- Records excerpted from a collection -

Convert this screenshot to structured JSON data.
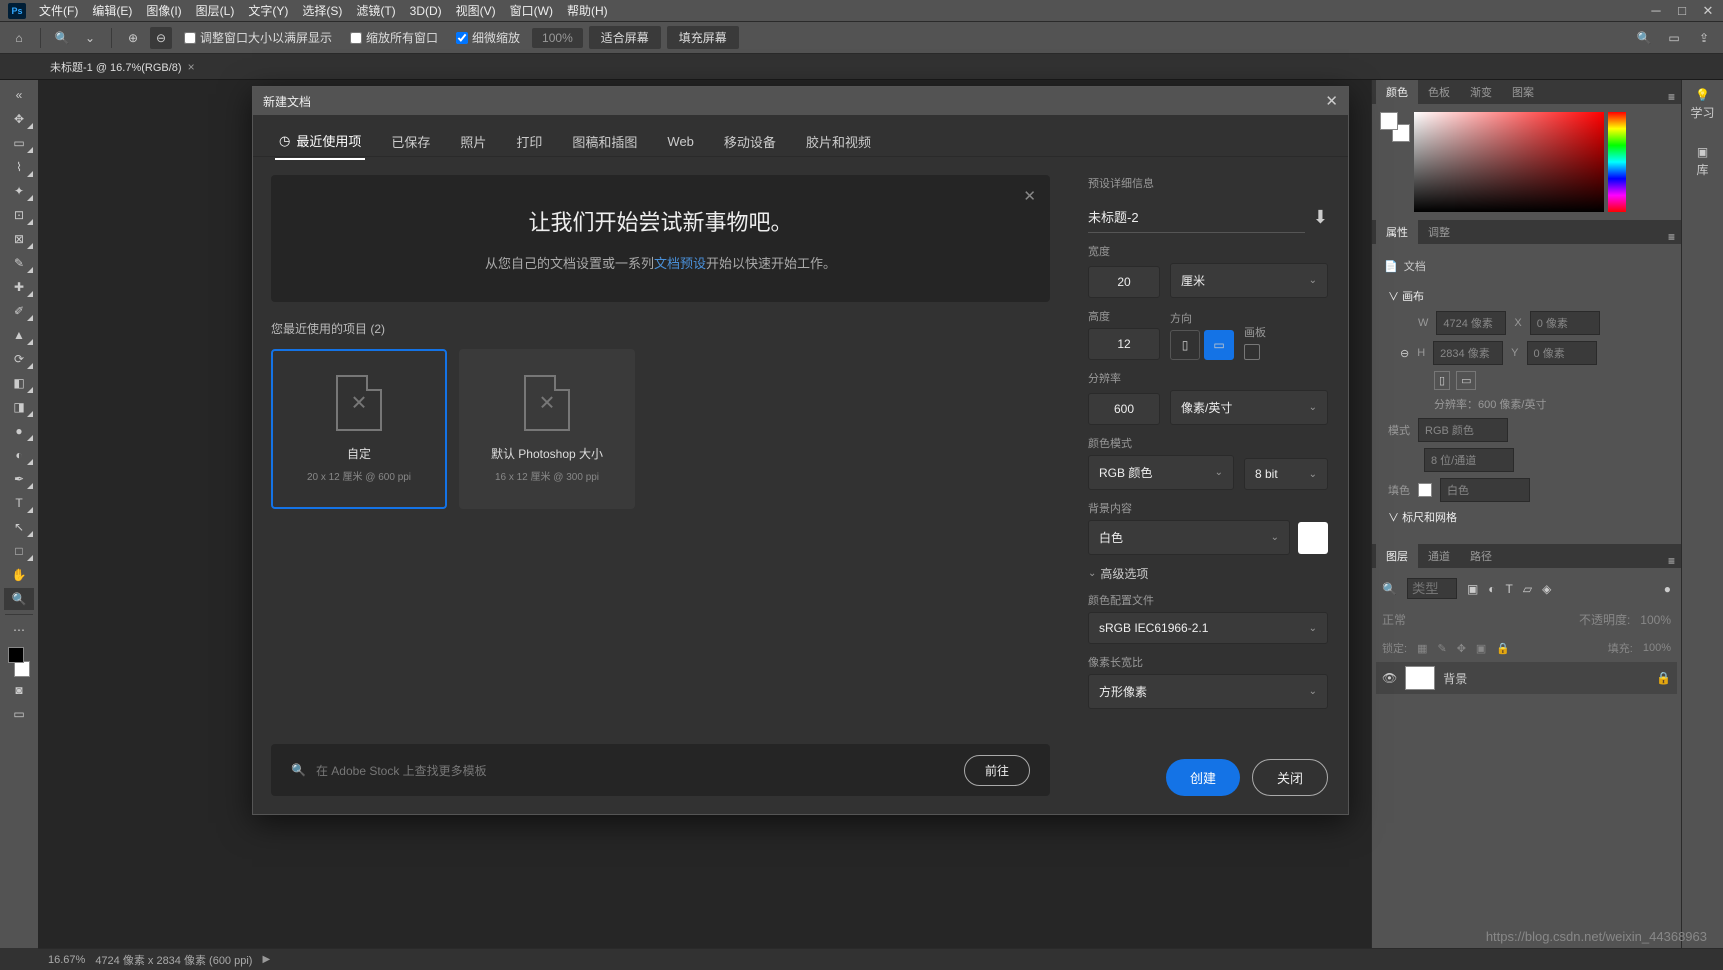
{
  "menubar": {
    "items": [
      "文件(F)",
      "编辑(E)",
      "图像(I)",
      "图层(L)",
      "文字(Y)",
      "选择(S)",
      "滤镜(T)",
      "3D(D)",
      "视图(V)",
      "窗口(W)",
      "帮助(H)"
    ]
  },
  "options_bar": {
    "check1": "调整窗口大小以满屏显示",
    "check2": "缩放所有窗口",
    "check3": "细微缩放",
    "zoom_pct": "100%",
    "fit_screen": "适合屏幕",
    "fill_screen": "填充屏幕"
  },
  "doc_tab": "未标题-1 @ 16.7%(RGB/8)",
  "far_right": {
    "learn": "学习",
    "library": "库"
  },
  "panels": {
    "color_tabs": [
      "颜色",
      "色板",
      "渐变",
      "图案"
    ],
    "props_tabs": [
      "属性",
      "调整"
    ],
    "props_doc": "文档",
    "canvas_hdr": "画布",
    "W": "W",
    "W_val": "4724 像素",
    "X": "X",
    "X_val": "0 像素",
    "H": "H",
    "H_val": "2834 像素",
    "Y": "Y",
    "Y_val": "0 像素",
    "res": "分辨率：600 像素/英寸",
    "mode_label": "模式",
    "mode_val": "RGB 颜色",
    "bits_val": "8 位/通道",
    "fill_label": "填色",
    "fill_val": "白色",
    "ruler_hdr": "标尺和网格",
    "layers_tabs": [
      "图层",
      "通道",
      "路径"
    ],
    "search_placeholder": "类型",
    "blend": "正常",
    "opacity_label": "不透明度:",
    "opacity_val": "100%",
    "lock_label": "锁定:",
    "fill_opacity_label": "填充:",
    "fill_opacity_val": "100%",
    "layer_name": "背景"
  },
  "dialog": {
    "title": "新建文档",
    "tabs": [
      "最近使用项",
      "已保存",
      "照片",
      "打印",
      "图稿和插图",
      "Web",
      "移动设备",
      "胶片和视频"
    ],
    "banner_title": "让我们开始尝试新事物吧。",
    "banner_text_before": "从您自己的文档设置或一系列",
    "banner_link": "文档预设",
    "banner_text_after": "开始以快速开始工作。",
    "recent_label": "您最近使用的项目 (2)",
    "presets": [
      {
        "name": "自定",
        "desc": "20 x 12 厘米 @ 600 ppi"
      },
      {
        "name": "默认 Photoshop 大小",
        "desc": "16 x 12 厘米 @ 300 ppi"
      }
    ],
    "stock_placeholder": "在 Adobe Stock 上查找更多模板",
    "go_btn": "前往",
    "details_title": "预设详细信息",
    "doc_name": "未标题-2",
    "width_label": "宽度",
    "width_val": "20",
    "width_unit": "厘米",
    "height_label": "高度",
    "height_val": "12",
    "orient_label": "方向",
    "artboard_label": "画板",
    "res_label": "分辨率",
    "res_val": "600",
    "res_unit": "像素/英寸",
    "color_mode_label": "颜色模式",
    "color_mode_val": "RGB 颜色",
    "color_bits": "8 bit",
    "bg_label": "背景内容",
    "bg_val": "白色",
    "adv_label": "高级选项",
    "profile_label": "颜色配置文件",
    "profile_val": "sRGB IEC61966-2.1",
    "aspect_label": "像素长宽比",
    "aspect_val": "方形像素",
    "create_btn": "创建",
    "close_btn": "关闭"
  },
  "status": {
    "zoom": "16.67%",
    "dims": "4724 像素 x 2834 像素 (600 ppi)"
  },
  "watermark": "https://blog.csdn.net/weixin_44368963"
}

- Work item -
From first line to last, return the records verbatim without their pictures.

- Exercise answer -
Convert this screenshot to structured JSON data.
{
  "menubar": {
    "items": [
      "文件(F)",
      "编辑(E)",
      "图像(I)",
      "图层(L)",
      "文字(Y)",
      "选择(S)",
      "滤镜(T)",
      "3D(D)",
      "视图(V)",
      "窗口(W)",
      "帮助(H)"
    ]
  },
  "options_bar": {
    "check1": "调整窗口大小以满屏显示",
    "check2": "缩放所有窗口",
    "check3": "细微缩放",
    "zoom_pct": "100%",
    "fit_screen": "适合屏幕",
    "fill_screen": "填充屏幕"
  },
  "doc_tab": "未标题-1 @ 16.7%(RGB/8)",
  "far_right": {
    "learn": "学习",
    "library": "库"
  },
  "panels": {
    "color_tabs": [
      "颜色",
      "色板",
      "渐变",
      "图案"
    ],
    "props_tabs": [
      "属性",
      "调整"
    ],
    "props_doc": "文档",
    "canvas_hdr": "画布",
    "W": "W",
    "W_val": "4724 像素",
    "X": "X",
    "X_val": "0 像素",
    "H": "H",
    "H_val": "2834 像素",
    "Y": "Y",
    "Y_val": "0 像素",
    "res": "分辨率：600 像素/英寸",
    "mode_label": "模式",
    "mode_val": "RGB 颜色",
    "bits_val": "8 位/通道",
    "fill_label": "填色",
    "fill_val": "白色",
    "ruler_hdr": "标尺和网格",
    "layers_tabs": [
      "图层",
      "通道",
      "路径"
    ],
    "search_placeholder": "类型",
    "blend": "正常",
    "opacity_label": "不透明度:",
    "opacity_val": "100%",
    "lock_label": "锁定:",
    "fill_opacity_label": "填充:",
    "fill_opacity_val": "100%",
    "layer_name": "背景"
  },
  "dialog": {
    "title": "新建文档",
    "tabs": [
      "最近使用项",
      "已保存",
      "照片",
      "打印",
      "图稿和插图",
      "Web",
      "移动设备",
      "胶片和视频"
    ],
    "banner_title": "让我们开始尝试新事物吧。",
    "banner_text_before": "从您自己的文档设置或一系列",
    "banner_link": "文档预设",
    "banner_text_after": "开始以快速开始工作。",
    "recent_label": "您最近使用的项目 (2)",
    "presets": [
      {
        "name": "自定",
        "desc": "20 x 12 厘米 @ 600 ppi"
      },
      {
        "name": "默认 Photoshop 大小",
        "desc": "16 x 12 厘米 @ 300 ppi"
      }
    ],
    "stock_placeholder": "在 Adobe Stock 上查找更多模板",
    "go_btn": "前往",
    "details_title": "预设详细信息",
    "doc_name": "未标题-2",
    "width_label": "宽度",
    "width_val": "20",
    "width_unit": "厘米",
    "height_label": "高度",
    "height_val": "12",
    "orient_label": "方向",
    "artboard_label": "画板",
    "res_label": "分辨率",
    "res_val": "600",
    "res_unit": "像素/英寸",
    "color_mode_label": "颜色模式",
    "color_mode_val": "RGB 颜色",
    "color_bits": "8 bit",
    "bg_label": "背景内容",
    "bg_val": "白色",
    "adv_label": "高级选项",
    "profile_label": "颜色配置文件",
    "profile_val": "sRGB IEC61966-2.1",
    "aspect_label": "像素长宽比",
    "aspect_val": "方形像素",
    "create_btn": "创建",
    "close_btn": "关闭"
  },
  "status": {
    "zoom": "16.67%",
    "dims": "4724 像素 x 2834 像素 (600 ppi)"
  },
  "watermark": "https://blog.csdn.net/weixin_44368963"
}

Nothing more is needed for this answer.